» **PROBLEM REQUIREMENTS**:
Would you please return the lines of the material that contain the word "Contacts"?

□ □ □

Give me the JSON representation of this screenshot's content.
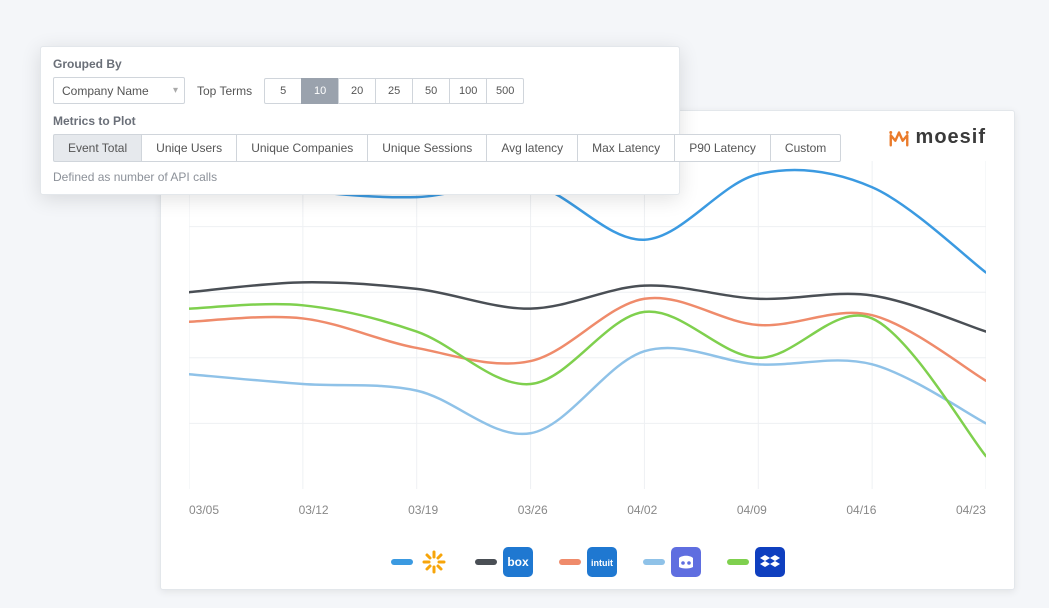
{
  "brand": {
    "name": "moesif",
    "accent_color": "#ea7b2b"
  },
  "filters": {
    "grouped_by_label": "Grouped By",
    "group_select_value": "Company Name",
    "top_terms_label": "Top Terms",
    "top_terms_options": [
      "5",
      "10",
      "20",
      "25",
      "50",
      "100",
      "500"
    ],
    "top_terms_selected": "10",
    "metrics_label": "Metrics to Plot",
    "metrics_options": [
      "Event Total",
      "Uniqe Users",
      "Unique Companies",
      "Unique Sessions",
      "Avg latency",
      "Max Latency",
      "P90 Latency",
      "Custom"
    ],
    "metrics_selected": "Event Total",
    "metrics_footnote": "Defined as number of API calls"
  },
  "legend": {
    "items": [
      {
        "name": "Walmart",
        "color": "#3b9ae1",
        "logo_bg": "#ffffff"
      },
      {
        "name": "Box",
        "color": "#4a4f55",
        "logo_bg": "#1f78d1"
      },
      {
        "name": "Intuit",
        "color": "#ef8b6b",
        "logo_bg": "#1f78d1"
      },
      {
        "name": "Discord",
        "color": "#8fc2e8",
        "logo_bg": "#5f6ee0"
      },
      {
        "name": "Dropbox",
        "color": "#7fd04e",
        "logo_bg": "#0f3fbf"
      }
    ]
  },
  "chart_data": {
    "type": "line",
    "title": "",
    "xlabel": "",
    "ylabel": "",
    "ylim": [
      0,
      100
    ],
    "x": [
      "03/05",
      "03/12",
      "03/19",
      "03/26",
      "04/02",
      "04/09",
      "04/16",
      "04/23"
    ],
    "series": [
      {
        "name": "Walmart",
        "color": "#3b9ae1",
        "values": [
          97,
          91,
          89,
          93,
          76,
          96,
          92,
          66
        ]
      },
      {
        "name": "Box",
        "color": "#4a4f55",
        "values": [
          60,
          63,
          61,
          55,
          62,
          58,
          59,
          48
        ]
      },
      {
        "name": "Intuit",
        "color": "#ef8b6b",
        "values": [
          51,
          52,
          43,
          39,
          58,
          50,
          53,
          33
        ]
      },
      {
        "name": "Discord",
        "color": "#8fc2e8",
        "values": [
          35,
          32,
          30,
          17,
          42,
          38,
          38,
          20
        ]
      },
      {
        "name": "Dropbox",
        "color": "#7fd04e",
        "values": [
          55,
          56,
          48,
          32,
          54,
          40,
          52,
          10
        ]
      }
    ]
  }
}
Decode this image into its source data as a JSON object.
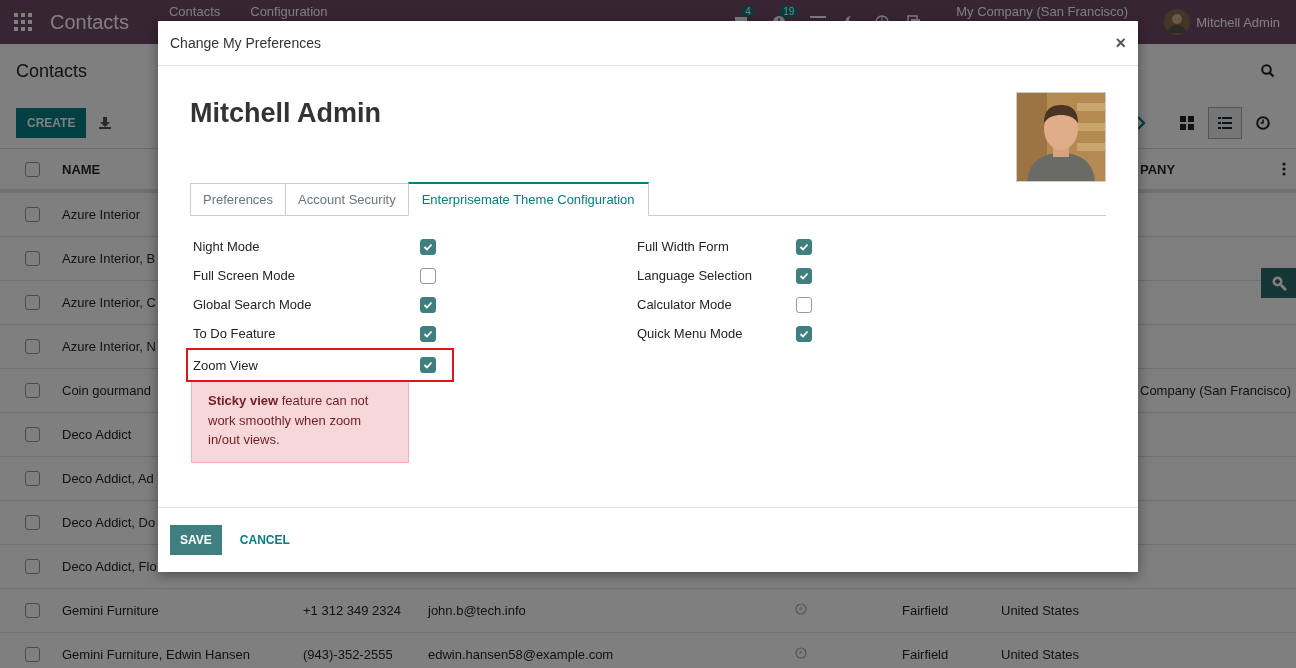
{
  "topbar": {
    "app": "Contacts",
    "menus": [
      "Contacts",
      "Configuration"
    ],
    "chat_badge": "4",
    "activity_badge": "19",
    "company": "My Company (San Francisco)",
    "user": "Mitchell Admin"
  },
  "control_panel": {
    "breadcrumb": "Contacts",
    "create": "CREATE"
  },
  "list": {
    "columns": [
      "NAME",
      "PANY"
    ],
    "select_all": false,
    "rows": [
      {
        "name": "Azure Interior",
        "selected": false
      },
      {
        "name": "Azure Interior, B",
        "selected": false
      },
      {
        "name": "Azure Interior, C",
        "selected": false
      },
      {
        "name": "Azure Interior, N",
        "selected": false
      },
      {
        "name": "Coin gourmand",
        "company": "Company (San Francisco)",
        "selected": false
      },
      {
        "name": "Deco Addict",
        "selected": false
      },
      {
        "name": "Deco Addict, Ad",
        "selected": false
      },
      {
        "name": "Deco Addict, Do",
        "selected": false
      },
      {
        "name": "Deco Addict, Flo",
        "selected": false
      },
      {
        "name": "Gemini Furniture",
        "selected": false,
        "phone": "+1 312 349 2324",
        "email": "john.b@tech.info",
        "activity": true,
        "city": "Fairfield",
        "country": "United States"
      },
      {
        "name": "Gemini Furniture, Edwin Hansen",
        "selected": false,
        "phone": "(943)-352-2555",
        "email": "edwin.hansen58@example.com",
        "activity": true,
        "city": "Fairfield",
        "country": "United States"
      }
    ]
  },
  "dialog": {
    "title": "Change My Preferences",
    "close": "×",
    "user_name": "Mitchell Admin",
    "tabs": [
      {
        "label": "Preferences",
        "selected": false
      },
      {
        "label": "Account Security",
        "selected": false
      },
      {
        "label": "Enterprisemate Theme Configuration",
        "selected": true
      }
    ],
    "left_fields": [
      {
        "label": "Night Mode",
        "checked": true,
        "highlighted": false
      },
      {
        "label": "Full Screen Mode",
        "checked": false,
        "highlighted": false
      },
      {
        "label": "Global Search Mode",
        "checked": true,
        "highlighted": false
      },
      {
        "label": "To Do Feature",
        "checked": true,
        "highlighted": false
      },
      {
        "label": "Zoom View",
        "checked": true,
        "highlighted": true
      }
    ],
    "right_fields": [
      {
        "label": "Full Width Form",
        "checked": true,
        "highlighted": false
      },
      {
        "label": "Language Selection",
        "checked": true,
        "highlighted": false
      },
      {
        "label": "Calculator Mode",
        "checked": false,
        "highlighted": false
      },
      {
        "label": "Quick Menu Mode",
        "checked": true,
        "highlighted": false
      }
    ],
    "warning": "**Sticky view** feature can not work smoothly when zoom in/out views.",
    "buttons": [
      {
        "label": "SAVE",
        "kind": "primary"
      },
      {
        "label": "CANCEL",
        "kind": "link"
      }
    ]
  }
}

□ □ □

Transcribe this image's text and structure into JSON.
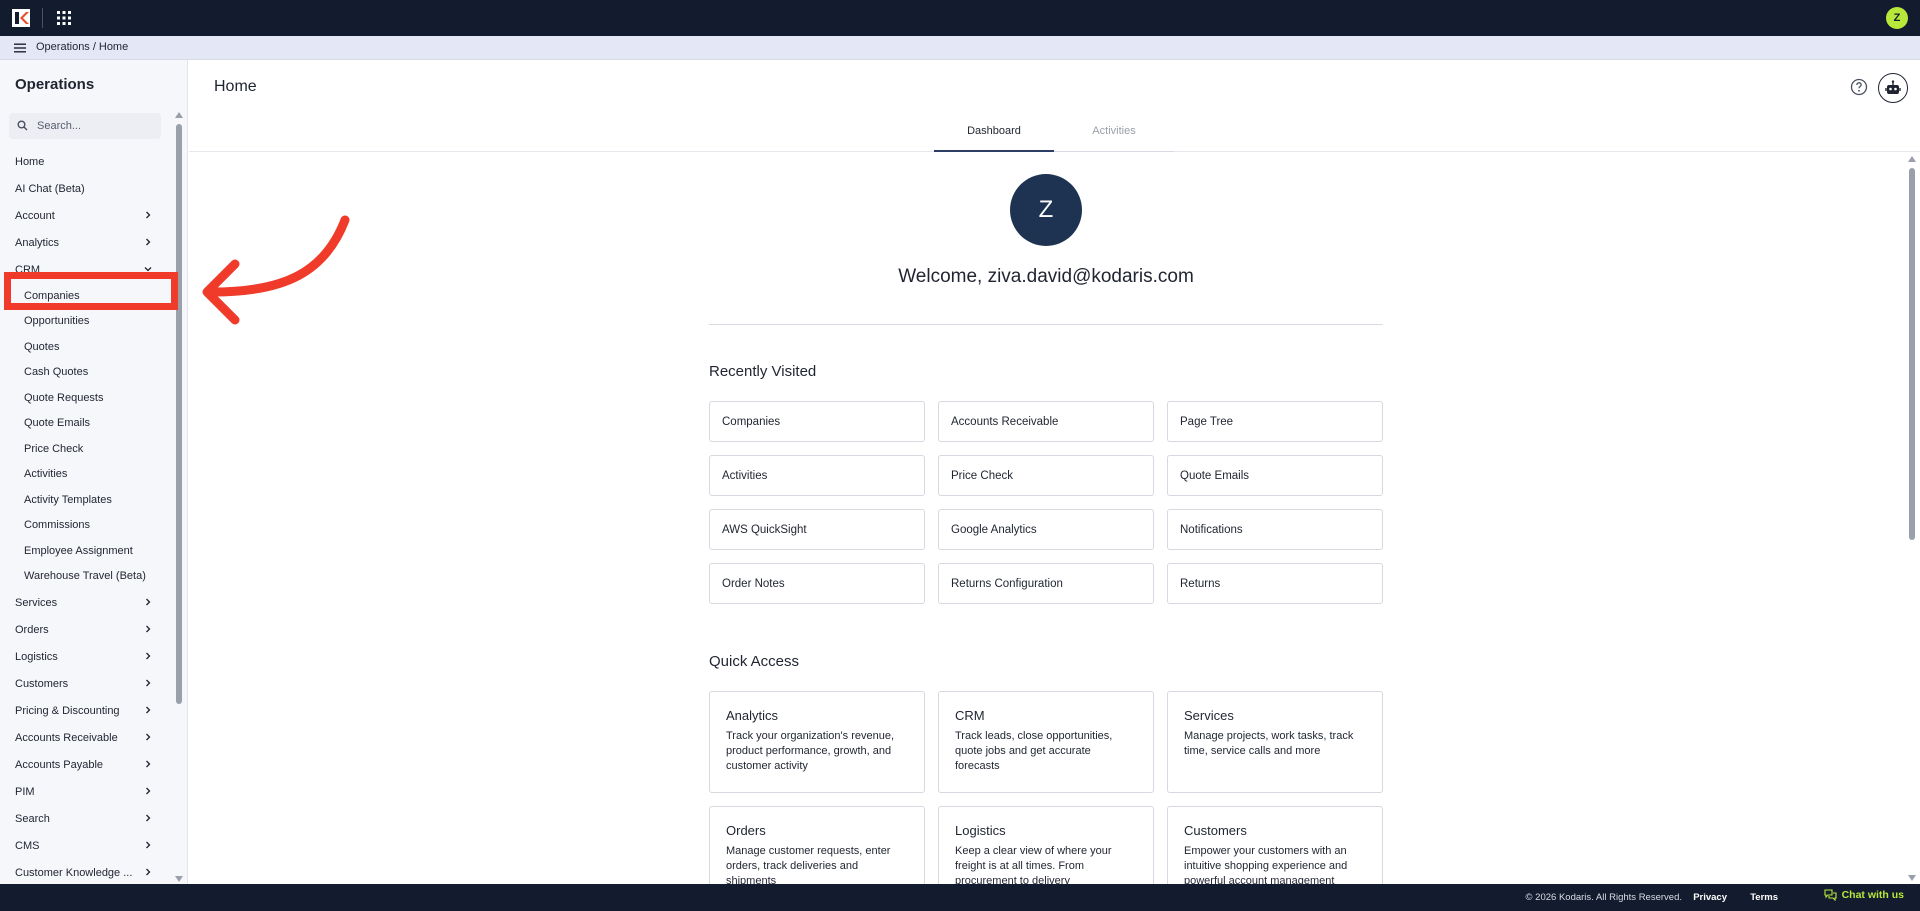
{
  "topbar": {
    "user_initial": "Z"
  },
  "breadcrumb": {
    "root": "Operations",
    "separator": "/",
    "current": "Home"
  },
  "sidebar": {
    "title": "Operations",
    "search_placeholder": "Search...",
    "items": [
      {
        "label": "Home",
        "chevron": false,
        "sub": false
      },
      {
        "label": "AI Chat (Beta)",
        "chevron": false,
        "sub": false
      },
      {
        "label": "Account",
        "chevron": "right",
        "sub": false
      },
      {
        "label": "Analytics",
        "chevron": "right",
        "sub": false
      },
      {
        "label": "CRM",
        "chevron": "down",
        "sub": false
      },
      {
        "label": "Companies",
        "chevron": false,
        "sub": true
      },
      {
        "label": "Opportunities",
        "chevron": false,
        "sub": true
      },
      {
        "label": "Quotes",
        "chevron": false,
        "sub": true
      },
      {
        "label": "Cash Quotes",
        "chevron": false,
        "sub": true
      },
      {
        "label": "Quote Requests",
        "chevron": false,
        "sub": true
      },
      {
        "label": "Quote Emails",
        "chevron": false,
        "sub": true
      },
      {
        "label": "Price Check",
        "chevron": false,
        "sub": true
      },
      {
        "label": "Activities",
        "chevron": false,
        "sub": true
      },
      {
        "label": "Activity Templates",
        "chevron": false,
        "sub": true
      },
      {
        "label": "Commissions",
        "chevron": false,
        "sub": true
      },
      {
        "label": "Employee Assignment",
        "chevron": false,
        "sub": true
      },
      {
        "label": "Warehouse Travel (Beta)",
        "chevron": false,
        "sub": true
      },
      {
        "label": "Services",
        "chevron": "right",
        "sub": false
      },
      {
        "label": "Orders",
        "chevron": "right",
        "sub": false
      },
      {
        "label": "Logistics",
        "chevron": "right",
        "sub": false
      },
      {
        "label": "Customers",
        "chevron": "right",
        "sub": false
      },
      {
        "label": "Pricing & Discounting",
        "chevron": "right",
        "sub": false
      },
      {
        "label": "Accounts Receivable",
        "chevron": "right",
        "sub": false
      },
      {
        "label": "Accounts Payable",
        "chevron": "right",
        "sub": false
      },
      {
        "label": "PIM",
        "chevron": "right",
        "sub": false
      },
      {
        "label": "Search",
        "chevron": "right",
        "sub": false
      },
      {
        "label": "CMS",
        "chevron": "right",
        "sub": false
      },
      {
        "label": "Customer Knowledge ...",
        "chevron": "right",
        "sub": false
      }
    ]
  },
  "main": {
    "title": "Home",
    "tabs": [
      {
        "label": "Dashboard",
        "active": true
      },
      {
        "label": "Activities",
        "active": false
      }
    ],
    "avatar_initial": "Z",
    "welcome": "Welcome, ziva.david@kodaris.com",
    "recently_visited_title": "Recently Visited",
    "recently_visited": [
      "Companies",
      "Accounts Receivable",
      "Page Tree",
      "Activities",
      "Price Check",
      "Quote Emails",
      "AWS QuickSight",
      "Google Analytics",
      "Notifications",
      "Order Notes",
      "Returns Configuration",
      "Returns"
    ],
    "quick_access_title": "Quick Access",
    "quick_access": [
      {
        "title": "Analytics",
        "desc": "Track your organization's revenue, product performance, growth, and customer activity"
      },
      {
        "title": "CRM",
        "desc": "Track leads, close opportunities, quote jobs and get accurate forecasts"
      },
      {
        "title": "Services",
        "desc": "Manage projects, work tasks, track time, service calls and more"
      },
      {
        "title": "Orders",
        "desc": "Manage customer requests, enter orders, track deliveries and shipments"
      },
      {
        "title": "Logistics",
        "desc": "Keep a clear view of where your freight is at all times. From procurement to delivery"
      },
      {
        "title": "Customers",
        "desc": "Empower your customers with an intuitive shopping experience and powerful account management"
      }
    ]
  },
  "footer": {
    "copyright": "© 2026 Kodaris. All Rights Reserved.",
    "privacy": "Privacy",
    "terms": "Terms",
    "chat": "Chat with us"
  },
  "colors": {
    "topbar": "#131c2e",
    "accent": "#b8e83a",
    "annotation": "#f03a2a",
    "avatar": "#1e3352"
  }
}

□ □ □

» **SOLUTION TO THE PROBLEM**:
    "app": "Contacts",
      "Contacts",
    "breadcrumb": "Contacts",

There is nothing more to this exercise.